|Area||0.4 acres (0.16 ha)|
|NRHP reference #||86002891|
|Added to NRHP||October 16, 1986|
The Dorrance Mansion is a historic house built in 1862-63, located at 300 Radcliffe St., Bristol, Bucks County, Pennsylvania on the Delaware River in the Bristol Historic District. The house represents the lavish life of Bristol's early Victorian industrialists. It is considered one of the grandest homes on Radcliffe Street and is the only example of residential Italianate architecture in Bristol. The house was added to the National Register of Historic Places in 1986.
The brick mansion is nearly unchanged since its construction. An illusion of great height is given by the symmetrical front facade with the windows on the upper floors decreasing in their proportions. The rear three-story porch and five-story elliptical central tower are especially distinctive. The tower contains a winding staircase that extends from the basement to the top of the tower. The original kitchen is located in the basement, and the tower contains a second staircase that connects the kitchen with the dining room. The river level foundation is built of random coursed fieldstone.
John Dorrance, Sr., bought an interest in Bristol Mills about 1827 and later bought out his partners. The mills themselves were first constructed in 1701. Dorrance became a director in companies involved in steamboat lines, railroads, and shipping. He participated in local business, politics, and government from 1835 to 1860. During this time the mills sold corn meal to the West Indies and to Southern States. Dorrance lived across the street while the mansion was being built on a lot he bought in 1828.
After his death in 1869, Dorrance's sons sold the mills, which included a mill race and pond, a saw mill as well as the grist mill, a lumber yard, canal stables, coal sheds, a blacksmith shop, a store, and two houses. Dorrance's sons inherited the mansion and John, Jr. bought out his brother in 1879. The son of John, Jr., G. Morris Dorrance, later inherited the mansion. The Dorrance family kept the mansion until 1921; soon afterwards it was bought by the Bristol Knights of Columbus. The mansion returned to use as a private residence in 1982.

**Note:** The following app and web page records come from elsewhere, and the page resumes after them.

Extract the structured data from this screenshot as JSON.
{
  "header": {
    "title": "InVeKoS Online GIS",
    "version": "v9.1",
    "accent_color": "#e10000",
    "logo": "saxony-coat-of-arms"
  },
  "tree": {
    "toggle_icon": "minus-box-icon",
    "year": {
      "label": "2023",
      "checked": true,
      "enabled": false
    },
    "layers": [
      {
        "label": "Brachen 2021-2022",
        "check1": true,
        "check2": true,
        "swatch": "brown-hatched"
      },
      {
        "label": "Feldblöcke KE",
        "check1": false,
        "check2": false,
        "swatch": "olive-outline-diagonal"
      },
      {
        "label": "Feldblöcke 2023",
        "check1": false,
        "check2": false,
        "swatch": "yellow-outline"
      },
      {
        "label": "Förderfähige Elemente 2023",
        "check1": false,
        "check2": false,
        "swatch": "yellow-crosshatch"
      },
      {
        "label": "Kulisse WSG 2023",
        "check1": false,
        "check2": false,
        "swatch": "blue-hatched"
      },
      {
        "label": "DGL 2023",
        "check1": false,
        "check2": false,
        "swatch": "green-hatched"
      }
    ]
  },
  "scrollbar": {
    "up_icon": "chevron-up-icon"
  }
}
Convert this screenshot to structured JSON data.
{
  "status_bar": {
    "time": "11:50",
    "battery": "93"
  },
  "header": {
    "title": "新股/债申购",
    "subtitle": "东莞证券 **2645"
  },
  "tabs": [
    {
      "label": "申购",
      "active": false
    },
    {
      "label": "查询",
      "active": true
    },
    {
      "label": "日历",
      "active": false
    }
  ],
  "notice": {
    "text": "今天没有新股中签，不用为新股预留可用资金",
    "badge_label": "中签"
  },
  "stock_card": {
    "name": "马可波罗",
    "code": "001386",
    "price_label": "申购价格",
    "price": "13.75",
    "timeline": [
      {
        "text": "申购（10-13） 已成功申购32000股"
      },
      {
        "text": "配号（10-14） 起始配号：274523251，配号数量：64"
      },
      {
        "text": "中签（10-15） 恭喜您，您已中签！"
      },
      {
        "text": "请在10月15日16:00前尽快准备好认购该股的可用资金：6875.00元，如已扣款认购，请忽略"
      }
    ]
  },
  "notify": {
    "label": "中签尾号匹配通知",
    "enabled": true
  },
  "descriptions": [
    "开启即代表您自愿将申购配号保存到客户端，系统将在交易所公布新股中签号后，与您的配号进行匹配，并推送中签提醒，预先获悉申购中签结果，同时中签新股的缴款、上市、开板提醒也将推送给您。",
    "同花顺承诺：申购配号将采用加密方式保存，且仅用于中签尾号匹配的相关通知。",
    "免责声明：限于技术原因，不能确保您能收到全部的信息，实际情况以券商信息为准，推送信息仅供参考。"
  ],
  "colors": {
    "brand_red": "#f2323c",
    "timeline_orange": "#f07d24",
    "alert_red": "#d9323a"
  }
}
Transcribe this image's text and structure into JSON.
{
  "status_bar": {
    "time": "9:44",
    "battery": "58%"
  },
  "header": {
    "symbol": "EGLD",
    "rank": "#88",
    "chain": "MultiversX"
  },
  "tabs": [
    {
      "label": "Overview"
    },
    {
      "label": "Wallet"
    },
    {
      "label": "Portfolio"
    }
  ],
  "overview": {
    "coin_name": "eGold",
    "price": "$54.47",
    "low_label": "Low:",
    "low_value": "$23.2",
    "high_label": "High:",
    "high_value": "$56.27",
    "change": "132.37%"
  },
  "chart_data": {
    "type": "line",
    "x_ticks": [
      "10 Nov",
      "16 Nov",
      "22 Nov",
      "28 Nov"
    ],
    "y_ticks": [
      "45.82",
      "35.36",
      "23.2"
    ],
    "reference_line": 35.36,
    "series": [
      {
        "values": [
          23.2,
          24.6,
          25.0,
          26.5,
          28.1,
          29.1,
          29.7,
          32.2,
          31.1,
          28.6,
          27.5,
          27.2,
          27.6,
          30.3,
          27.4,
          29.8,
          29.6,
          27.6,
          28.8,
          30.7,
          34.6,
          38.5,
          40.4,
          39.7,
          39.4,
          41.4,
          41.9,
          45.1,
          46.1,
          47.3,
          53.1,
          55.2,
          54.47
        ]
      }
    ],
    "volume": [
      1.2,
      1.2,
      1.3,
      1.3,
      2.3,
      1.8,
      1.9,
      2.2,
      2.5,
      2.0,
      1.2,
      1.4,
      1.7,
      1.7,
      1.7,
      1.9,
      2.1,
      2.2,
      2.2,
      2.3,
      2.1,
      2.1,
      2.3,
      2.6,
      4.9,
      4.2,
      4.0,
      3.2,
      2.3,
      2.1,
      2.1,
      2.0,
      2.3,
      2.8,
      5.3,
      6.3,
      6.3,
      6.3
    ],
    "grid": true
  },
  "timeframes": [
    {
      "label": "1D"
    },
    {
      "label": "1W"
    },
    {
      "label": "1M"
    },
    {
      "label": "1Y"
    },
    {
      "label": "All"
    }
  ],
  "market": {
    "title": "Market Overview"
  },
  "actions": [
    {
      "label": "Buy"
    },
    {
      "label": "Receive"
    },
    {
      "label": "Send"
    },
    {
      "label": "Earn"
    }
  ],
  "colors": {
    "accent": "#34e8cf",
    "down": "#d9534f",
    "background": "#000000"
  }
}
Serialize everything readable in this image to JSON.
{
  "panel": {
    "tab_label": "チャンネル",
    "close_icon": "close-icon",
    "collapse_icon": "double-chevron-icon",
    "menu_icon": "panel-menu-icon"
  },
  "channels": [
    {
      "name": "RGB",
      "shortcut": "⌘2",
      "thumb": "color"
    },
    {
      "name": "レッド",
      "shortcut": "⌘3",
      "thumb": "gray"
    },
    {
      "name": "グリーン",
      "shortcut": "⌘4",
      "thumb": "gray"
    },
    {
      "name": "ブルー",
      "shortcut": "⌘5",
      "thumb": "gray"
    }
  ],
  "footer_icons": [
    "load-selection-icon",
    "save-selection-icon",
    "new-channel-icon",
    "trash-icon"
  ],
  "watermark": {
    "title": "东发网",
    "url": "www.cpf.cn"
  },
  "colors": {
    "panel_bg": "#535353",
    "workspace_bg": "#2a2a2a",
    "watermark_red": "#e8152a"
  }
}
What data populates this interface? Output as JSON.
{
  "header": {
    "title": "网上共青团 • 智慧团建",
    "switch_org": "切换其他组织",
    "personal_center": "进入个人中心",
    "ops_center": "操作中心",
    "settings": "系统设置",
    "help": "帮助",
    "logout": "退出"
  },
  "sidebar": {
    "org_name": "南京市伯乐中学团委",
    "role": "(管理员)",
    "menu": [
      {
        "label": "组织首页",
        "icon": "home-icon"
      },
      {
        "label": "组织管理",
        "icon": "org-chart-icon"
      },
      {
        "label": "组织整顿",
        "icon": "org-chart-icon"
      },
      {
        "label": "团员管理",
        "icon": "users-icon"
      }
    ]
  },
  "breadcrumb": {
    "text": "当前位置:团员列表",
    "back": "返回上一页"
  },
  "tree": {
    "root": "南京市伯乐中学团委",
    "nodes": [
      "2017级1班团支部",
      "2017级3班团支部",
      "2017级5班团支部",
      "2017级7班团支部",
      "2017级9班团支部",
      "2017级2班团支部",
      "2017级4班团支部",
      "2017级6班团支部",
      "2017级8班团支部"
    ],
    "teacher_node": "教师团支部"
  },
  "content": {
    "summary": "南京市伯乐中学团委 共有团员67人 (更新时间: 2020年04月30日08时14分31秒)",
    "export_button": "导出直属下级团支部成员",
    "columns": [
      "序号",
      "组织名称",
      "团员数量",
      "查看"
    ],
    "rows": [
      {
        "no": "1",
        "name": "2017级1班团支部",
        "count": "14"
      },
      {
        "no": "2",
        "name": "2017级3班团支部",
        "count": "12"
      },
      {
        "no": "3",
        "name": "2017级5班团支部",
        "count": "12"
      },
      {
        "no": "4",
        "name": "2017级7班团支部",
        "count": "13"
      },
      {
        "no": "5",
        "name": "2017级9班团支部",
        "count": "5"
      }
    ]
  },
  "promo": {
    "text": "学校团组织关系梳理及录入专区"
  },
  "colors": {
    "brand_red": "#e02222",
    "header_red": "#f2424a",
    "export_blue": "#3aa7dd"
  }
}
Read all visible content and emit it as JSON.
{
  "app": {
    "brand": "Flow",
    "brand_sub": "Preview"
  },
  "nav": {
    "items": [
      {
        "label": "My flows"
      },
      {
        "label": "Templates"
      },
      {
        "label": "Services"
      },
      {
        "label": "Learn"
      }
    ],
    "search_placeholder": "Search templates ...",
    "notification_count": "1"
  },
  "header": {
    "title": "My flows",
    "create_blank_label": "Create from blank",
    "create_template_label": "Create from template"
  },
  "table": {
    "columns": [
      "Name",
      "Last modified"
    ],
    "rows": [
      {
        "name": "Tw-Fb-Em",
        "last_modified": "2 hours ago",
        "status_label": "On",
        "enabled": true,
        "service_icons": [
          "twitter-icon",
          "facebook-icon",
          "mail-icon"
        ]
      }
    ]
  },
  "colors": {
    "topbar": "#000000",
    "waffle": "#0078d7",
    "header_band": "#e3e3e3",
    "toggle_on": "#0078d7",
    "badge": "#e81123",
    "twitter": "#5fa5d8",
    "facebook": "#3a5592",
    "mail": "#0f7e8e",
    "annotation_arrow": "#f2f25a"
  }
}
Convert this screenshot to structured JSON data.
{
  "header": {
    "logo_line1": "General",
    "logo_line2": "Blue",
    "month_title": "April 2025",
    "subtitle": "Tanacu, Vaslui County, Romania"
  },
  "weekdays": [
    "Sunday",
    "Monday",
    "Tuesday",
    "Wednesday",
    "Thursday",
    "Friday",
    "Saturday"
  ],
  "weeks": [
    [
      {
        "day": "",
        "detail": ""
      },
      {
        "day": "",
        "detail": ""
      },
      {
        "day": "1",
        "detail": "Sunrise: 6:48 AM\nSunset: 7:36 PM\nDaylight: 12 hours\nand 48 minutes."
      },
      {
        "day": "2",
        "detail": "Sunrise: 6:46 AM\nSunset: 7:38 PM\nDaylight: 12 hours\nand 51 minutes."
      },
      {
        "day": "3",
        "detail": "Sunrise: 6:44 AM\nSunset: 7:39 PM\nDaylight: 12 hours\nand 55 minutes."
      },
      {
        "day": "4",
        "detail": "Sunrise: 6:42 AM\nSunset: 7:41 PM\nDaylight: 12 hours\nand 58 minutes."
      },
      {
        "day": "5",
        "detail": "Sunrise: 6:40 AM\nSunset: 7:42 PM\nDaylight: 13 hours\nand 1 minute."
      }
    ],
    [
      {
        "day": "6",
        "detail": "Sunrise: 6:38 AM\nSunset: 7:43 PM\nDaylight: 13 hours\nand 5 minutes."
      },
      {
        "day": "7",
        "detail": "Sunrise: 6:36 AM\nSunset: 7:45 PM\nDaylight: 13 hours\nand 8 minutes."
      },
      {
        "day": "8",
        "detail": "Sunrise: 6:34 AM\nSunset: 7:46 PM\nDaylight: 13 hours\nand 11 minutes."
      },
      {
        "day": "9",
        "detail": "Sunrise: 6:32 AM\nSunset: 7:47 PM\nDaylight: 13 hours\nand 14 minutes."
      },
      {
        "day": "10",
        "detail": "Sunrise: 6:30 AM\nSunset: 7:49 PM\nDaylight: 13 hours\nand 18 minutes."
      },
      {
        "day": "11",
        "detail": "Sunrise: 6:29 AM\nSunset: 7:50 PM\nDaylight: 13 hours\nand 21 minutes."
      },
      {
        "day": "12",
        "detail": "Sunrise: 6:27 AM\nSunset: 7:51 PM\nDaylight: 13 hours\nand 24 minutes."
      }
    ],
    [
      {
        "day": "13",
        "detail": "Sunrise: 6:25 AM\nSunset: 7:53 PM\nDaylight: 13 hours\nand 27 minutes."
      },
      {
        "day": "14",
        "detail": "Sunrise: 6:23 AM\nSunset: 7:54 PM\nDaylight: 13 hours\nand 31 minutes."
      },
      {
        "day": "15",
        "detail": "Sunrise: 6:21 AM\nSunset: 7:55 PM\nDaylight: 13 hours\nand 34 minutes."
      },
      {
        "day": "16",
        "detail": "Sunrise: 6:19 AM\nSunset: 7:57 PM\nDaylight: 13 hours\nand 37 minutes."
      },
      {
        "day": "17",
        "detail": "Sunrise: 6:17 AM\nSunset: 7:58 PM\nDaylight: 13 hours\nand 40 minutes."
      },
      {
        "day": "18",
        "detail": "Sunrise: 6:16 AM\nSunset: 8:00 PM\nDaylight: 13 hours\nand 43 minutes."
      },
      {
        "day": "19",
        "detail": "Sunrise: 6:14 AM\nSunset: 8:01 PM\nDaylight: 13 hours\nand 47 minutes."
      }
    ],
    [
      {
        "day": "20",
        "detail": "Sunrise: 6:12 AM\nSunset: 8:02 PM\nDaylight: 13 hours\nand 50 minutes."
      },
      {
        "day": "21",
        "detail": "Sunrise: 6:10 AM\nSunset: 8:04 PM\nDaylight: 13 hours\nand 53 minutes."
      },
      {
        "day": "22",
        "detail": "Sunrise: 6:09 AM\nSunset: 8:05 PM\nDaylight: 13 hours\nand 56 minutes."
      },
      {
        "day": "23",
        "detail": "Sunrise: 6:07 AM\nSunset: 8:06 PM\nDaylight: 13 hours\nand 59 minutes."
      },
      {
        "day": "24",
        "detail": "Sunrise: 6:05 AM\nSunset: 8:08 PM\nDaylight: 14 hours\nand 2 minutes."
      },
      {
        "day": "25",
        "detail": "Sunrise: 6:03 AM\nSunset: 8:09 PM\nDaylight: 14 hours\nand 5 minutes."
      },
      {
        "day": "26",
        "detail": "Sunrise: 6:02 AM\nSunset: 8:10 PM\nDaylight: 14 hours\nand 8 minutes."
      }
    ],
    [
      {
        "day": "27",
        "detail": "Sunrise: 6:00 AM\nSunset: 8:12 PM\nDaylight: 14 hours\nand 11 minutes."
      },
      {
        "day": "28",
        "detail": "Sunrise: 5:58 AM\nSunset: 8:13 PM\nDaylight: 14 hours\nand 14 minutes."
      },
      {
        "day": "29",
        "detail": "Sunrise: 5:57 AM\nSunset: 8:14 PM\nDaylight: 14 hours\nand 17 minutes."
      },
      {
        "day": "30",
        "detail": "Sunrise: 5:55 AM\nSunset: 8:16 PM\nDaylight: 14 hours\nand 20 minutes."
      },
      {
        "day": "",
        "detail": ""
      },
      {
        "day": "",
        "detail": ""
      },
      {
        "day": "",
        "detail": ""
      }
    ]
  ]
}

Another son of John Dorrance, Sr., Arthur was an early investor and manager of the Campbell Soup Company. Arthur hired his nephew, John Thompson Dorrance, sometimes known as John Dorrance III, who developed the company's condensed soup line, and in 1915 became sole owner of the company. John Thompson Dorrance's grandson, also known as John Dorrance III, sold his share of the company in 1995-96 for about $1.5 billion, and with a 2009 net worth of $2.3 billion was listed as number 296 in the Forbes list of the world's richest people.
- National Register of Historic Places, National Park Service
- Dorrance Mansion, Delaware and Lehigh National Historic Corridor, A National Register of Historic Places Travel Itinerary, National Park Service
- Kathleen K. Cook, 1986, NRHP Nomination Form - Dorrance Mansion Enter "public" for ID and "public" for password to access the site.
- Cutter, William Richard (editor) (1919). American Biography: A New Cyclopedia, Volume 5. American Historical Company. pp. 71–75.
- St. James, Bristol, Cemetery Archived December 25, 2010, at the Wayback Machine.
- Hallett, Anthony; Diane Hallett (1994). Entrepreneur Magazine Encyclopedia of Entrepreneurs, Campbell's Soup Company. Entrepreneur Magazine. pp. 169–171.
- Forbes, The World's Billionaires #296 John Dorrance III, March 2009